Personal computers and the Internet have made so many amazing things possible. Like spending an hour trying to convert a PDF to another format. Or getting Word to stop changing the format of everything you type. Or watching an amazing HD video clip on Vimeo that freezes every ten seconds. Or enabling one Russian guy to send millions of people an e-mail that tells them how to increase their penis size, even if they don’t have one. I jest of course; I love the ways in which technology can enhance our lives. Which is precisely why I’m going to do away with a tremendous amount of it in the coming months. And then slowly reintroduce it as I see fit. I’ve talked before about the various ways technology is impacting our lives, and maybe even making us crazy. Well, I’ve been thinking about this for several years, and I’m not the only one who ponders the issue. Back in 2005, Dr. Edward Hallowell – a psychiatrist who specializes in ADD – identified a related disorder he calls “attention deficit trait”, which is essentially a sort of “acquired ADD”. In this interview, he points out something that I’m always saying, which is that “No one really multitasks. You just spend less time on any one thing.” I have this trait bad, and so do a lot of people I know. It doesn’t help that I’m something of an information addict, with occasional flareups of Wikiphilia. I often find my life to be an almost surreal meta-reference to itself . And in that vein find it hilarious that there are web sites like Zen Habits that are devoted to making life simpler. Why would you need a computer, an internet connection, and a web site if you were trying to simplify things? Likewise with the video clips below, which are chock full of meta irony. You’ve probably seen at least one of them, but what kills me in both instances is that they both take fascinating and perhaps useless information, and present it in a way that’s technologically sophisticated, but probably least suited to conveying the information. A list of facts would have been much more effective, but not nearly as fun and distracting! As they say on the intranets: “it makes teh head asplode”.
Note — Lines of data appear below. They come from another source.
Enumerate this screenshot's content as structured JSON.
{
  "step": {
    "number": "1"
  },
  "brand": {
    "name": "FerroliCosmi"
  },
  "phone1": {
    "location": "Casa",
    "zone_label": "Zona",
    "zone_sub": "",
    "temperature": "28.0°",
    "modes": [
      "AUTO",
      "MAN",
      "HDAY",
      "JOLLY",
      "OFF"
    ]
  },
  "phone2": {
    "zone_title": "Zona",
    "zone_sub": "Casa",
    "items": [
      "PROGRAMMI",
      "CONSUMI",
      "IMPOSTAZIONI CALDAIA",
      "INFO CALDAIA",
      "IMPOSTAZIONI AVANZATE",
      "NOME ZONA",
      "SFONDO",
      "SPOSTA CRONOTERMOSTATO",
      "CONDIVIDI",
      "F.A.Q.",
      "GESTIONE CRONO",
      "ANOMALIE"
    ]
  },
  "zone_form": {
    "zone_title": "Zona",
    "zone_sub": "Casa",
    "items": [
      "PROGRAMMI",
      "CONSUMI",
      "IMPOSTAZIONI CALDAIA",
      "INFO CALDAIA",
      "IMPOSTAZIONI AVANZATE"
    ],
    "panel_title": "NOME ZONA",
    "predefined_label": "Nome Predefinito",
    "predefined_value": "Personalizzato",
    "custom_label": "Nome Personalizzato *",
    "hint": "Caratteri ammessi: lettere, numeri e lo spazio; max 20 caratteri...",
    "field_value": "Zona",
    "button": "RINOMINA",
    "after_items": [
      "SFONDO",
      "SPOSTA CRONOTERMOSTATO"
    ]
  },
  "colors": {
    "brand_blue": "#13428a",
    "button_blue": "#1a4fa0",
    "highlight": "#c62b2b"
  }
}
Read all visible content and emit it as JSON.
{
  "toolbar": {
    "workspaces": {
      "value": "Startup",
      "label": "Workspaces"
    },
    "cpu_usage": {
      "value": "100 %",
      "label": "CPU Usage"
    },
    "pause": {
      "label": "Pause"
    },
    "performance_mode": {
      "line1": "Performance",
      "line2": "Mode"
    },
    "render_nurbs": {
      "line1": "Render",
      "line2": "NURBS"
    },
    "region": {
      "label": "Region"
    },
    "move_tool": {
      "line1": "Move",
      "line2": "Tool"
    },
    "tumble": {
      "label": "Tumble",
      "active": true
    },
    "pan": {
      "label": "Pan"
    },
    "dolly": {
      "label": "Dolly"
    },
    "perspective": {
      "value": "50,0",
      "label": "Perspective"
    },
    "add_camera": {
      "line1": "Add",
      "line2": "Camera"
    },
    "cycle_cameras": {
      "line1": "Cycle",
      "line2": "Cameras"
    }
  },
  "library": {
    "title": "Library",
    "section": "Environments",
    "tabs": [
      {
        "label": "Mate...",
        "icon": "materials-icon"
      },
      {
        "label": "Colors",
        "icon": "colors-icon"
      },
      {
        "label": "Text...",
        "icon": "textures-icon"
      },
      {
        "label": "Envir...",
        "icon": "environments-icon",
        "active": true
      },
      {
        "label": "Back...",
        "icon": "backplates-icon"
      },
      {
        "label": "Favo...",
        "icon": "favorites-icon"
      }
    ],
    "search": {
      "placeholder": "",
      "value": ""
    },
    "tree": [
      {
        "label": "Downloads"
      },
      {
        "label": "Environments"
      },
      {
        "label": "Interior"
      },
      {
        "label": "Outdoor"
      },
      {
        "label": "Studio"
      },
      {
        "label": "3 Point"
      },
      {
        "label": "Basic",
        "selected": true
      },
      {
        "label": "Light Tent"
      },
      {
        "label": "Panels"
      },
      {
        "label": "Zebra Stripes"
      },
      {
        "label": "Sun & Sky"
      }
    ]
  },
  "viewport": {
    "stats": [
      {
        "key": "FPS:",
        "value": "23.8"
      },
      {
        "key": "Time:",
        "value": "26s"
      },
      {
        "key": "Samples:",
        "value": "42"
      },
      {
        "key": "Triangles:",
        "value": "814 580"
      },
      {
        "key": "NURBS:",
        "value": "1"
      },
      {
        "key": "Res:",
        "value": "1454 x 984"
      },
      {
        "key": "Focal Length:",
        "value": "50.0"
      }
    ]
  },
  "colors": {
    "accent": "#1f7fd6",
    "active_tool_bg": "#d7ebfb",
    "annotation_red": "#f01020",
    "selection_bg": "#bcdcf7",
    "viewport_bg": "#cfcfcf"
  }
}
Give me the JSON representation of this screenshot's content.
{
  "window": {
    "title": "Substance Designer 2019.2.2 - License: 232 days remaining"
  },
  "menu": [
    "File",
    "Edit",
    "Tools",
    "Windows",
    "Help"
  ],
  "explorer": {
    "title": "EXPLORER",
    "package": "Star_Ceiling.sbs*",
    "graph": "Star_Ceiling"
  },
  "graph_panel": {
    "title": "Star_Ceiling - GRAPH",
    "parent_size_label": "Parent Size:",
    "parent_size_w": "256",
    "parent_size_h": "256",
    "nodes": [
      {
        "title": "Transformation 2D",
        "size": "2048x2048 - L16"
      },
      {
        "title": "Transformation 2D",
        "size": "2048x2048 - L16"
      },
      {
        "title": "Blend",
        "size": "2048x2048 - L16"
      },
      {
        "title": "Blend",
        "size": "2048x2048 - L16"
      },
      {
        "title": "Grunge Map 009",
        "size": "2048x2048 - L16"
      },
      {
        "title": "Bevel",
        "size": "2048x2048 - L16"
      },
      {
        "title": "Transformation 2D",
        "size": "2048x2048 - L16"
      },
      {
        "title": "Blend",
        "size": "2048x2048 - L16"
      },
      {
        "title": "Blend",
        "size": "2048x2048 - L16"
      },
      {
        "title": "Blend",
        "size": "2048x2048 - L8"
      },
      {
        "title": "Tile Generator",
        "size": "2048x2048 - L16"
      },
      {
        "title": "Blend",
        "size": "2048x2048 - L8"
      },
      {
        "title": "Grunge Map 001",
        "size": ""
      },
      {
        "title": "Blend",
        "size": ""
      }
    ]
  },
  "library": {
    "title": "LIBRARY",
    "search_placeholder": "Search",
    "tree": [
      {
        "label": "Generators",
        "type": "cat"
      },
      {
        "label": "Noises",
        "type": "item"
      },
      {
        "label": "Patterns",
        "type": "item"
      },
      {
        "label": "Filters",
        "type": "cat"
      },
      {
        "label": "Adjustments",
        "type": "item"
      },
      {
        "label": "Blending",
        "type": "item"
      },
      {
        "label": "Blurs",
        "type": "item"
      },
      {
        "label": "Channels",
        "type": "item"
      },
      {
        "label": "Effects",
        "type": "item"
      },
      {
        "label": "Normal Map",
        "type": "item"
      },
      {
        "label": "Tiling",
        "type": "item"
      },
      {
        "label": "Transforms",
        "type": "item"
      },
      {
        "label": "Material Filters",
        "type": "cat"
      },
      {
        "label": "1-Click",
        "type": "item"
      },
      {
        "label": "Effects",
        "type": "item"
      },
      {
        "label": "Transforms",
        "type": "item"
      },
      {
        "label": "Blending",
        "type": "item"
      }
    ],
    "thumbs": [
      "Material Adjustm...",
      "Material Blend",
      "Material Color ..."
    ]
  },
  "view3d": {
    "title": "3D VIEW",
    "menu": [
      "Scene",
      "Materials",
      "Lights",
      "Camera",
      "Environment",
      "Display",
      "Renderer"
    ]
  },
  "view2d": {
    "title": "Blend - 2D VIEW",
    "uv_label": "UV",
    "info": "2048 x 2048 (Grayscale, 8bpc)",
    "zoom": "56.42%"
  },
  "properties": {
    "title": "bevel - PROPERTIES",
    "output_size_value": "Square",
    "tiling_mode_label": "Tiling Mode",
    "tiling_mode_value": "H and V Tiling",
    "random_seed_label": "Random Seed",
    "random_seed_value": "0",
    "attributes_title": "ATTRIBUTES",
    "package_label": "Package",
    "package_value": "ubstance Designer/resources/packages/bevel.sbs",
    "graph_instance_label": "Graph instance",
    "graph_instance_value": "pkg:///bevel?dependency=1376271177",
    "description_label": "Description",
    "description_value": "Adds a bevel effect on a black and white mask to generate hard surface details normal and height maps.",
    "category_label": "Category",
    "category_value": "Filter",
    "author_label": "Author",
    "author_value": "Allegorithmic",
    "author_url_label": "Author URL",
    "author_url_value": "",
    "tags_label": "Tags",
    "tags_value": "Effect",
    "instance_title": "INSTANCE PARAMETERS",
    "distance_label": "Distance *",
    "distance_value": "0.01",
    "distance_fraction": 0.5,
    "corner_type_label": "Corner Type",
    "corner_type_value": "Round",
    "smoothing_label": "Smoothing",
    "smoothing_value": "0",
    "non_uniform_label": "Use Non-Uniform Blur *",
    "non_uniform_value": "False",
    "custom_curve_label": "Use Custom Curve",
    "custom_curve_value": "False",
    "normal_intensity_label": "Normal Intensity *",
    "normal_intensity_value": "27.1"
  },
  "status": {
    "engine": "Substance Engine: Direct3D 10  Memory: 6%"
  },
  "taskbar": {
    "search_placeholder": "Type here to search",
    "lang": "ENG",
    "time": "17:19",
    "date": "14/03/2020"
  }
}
Information You Don’t Need, Presented In A Way That Doesn’t Help You:
Did You Know?
Did You Know 4.0